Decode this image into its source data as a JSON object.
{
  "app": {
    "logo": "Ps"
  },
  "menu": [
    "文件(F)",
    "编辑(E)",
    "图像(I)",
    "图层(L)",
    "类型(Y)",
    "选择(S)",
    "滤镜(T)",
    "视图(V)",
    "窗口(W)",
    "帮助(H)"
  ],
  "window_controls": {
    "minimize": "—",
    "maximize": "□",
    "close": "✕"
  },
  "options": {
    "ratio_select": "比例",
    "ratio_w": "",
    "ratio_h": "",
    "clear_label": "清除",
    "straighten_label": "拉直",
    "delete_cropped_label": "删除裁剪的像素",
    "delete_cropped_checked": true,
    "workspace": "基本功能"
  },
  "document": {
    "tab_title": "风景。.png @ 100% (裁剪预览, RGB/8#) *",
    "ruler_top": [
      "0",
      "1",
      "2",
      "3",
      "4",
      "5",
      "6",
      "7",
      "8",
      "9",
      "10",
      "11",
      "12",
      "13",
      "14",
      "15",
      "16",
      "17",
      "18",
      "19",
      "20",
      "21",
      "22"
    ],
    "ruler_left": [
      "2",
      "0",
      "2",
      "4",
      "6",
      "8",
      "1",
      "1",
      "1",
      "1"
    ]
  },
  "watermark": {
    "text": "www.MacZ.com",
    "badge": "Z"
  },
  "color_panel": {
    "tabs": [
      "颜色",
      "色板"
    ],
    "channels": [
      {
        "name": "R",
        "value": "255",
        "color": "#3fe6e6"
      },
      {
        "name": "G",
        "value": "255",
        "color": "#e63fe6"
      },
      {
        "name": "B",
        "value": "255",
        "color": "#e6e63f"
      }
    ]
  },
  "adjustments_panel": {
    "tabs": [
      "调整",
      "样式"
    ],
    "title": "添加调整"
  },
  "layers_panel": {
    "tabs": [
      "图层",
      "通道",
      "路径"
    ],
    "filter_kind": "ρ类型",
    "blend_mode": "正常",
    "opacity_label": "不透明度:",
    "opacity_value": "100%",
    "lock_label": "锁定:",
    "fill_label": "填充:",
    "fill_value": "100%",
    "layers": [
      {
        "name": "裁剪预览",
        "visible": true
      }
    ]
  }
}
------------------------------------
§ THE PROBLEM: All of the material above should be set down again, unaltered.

§ OUTPUT:
Decode this image into its source data as a JSON object.
{
  "app": {
    "logo": "Ps"
  },
  "menu": [
    "文件(F)",
    "编辑(E)",
    "图像(I)",
    "图层(L)",
    "类型(Y)",
    "选择(S)",
    "滤镜(T)",
    "视图(V)",
    "窗口(W)",
    "帮助(H)"
  ],
  "window_controls": {
    "minimize": "—",
    "maximize": "□",
    "close": "✕"
  },
  "options": {
    "ratio_select": "比例",
    "ratio_w": "",
    "ratio_h": "",
    "clear_label": "清除",
    "straighten_label": "拉直",
    "delete_cropped_label": "删除裁剪的像素",
    "delete_cropped_checked": true,
    "workspace": "基本功能"
  },
  "document": {
    "tab_title": "风景。.png @ 100% (裁剪预览, RGB/8#) *",
    "ruler_top": [
      "0",
      "1",
      "2",
      "3",
      "4",
      "5",
      "6",
      "7",
      "8",
      "9",
      "10",
      "11",
      "12",
      "13",
      "14",
      "15",
      "16",
      "17",
      "18",
      "19",
      "20",
      "21",
      "22"
    ],
    "ruler_left": [
      "2",
      "0",
      "2",
      "4",
      "6",
      "8",
      "1",
      "1",
      "1",
      "1"
    ]
  },
  "watermark": {
    "text": "www.MacZ.com",
    "badge": "Z"
  },
  "color_panel": {
    "tabs": [
      "颜色",
      "色板"
    ],
    "channels": [
      {
        "name": "R",
        "value": "255",
        "color": "#3fe6e6"
      },
      {
        "name": "G",
        "value": "255",
        "color": "#e63fe6"
      },
      {
        "name": "B",
        "value": "255",
        "color": "#e6e63f"
      }
    ]
  },
  "adjustments_panel": {
    "tabs": [
      "调整",
      "样式"
    ],
    "title": "添加调整"
  },
  "layers_panel": {
    "tabs": [
      "图层",
      "通道",
      "路径"
    ],
    "filter_kind": "ρ类型",
    "blend_mode": "正常",
    "opacity_label": "不透明度:",
    "opacity_value": "100%",
    "lock_label": "锁定:",
    "fill_label": "填充:",
    "fill_value": "100%",
    "layers": [
      {
        "name": "裁剪预览",
        "visible": true
      }
    ]
  }
}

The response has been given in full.